What is being asked
Your answer should be one number: how many lines of the data include the string "Select"?

Input
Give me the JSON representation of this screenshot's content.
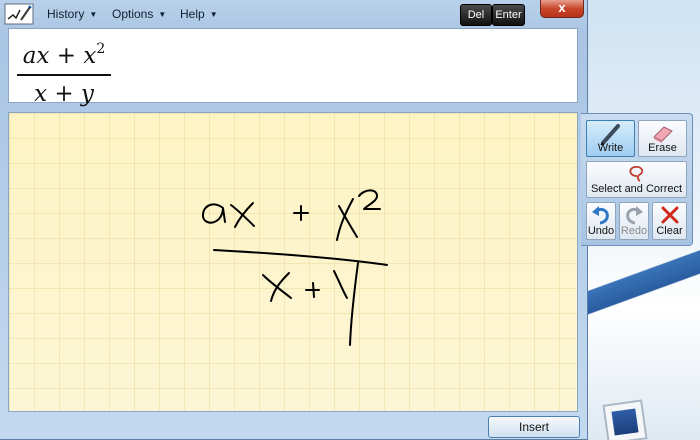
{
  "menu": {
    "history": "History",
    "options": "Options",
    "help": "Help"
  },
  "keys": {
    "del": "Del",
    "enter": "Enter"
  },
  "close": "x",
  "preview": {
    "numerator": "ax + x",
    "exponent": "2",
    "denominator": "x + y"
  },
  "tools": {
    "write": "Write",
    "erase": "Erase",
    "select_correct": "Select and Correct",
    "undo": "Undo",
    "redo": "Redo",
    "clear": "Clear"
  },
  "insert": "Insert",
  "colors": {
    "canvas_bg": "#fdf3c3",
    "grid_line": "#e8d99a",
    "ink": "#000000"
  }
}
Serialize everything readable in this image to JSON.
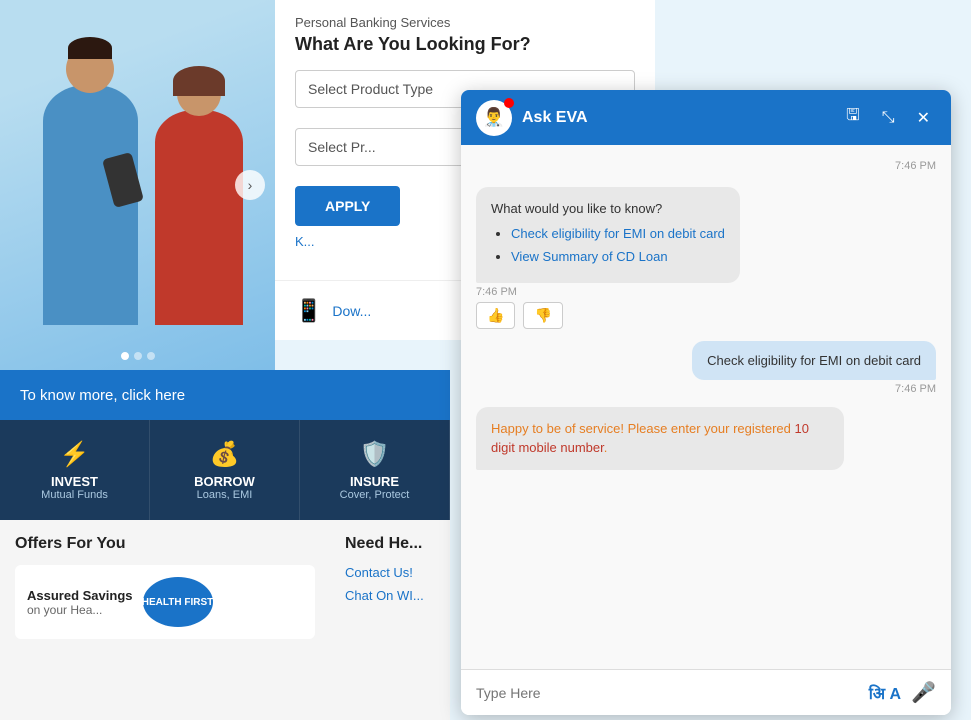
{
  "page": {
    "title": "Personal Banking",
    "background_color": "#e8f4fb"
  },
  "banking_section": {
    "subtitle": "Personal Banking Services",
    "title": "What Are You Looking For?",
    "select_product_label": "Select Product Type",
    "select_product_placeholder": "Select Product Type",
    "select_subcategory_placeholder": "Select Pr...",
    "apply_button": "APPLY",
    "know_more_link": "K...",
    "download_text": "Dow..."
  },
  "info_banner": {
    "text": "To know more, click here"
  },
  "nav_items": [
    {
      "id": "invest",
      "icon": "⬡",
      "label": "INVEST",
      "sublabel": "Mutual Funds"
    },
    {
      "id": "borrow",
      "icon": "◈",
      "label": "BORROW",
      "sublabel": "Loans, EMI"
    },
    {
      "id": "insure",
      "icon": "◉",
      "label": "INSURE",
      "sublabel": "Cover, Protect"
    }
  ],
  "offers": {
    "title": "Offers For You",
    "card": {
      "title": "Assured Savings",
      "subtitle": "on your Hea...",
      "badge_line1": "HEALTH",
      "badge_line2": "FIRST"
    }
  },
  "help": {
    "title": "Need He...",
    "contact_us": "Contact Us!",
    "chat_on_wi": "Chat On WI..."
  },
  "chat": {
    "title": "Ask EVA",
    "avatar_icon": "👨‍⚕️",
    "header_buttons": {
      "save": "🖫",
      "minimize": "⤡",
      "close": "✕"
    },
    "messages": [
      {
        "type": "timestamp",
        "value": "7:46 PM",
        "align": "right"
      },
      {
        "type": "bot",
        "text": "What would you like to know?",
        "options": [
          {
            "label": "Check eligibility for EMI on debit card",
            "link": true
          },
          {
            "label": "View Summary of CD Loan",
            "link": true
          }
        ],
        "time": "7:46 PM"
      },
      {
        "type": "user",
        "text": "Check eligibility for EMI on debit card",
        "time": "7:46 PM"
      },
      {
        "type": "bot",
        "text_parts": [
          {
            "content": "Happy to be of service! Please enter your\nregistered ",
            "color": "orange"
          },
          {
            "content": "10 digit mobile number",
            "color": "red"
          },
          {
            "content": ".",
            "color": "orange"
          }
        ]
      }
    ],
    "input_placeholder": "Type Here",
    "hindi_btn_label": "अि A",
    "mic_icon": "🎤"
  }
}
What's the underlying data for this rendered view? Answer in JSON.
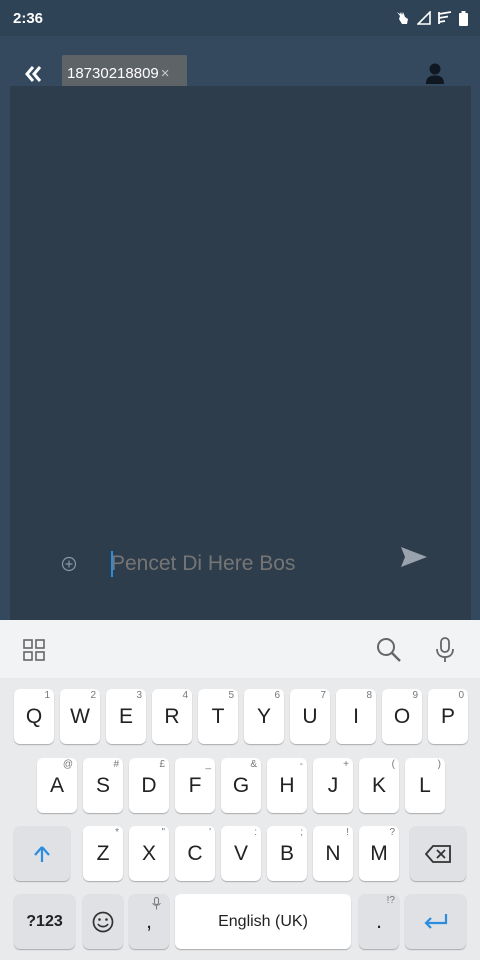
{
  "status_bar": {
    "time": "2:36"
  },
  "header": {
    "recipient_chip": "18730218809",
    "chip_close": "×"
  },
  "composer": {
    "placeholder": "Pencet Di Here Bos"
  },
  "keyboard": {
    "rows": [
      [
        {
          "label": "Q",
          "hint": "1"
        },
        {
          "label": "W",
          "hint": "2"
        },
        {
          "label": "E",
          "hint": "3"
        },
        {
          "label": "R",
          "hint": "4"
        },
        {
          "label": "T",
          "hint": "5"
        },
        {
          "label": "Y",
          "hint": "6"
        },
        {
          "label": "U",
          "hint": "7"
        },
        {
          "label": "I",
          "hint": "8"
        },
        {
          "label": "O",
          "hint": "9"
        },
        {
          "label": "P",
          "hint": "0"
        }
      ],
      [
        {
          "label": "A",
          "hint": "@"
        },
        {
          "label": "S",
          "hint": "#"
        },
        {
          "label": "D",
          "hint": "£"
        },
        {
          "label": "F",
          "hint": "_"
        },
        {
          "label": "G",
          "hint": "&"
        },
        {
          "label": "H",
          "hint": "-"
        },
        {
          "label": "J",
          "hint": "+"
        },
        {
          "label": "K",
          "hint": "("
        },
        {
          "label": "L",
          "hint": ")"
        }
      ],
      [
        {
          "label": "Z",
          "hint": "*"
        },
        {
          "label": "X",
          "hint": "\""
        },
        {
          "label": "C",
          "hint": "'"
        },
        {
          "label": "V",
          "hint": ":"
        },
        {
          "label": "B",
          "hint": ";"
        },
        {
          "label": "N",
          "hint": "!"
        },
        {
          "label": "M",
          "hint": "?"
        }
      ]
    ],
    "symbols_key": "?123",
    "comma_key": ",",
    "space_key": "English (UK)",
    "period_key": ".",
    "period_hint": "!?"
  }
}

Solved exercise
4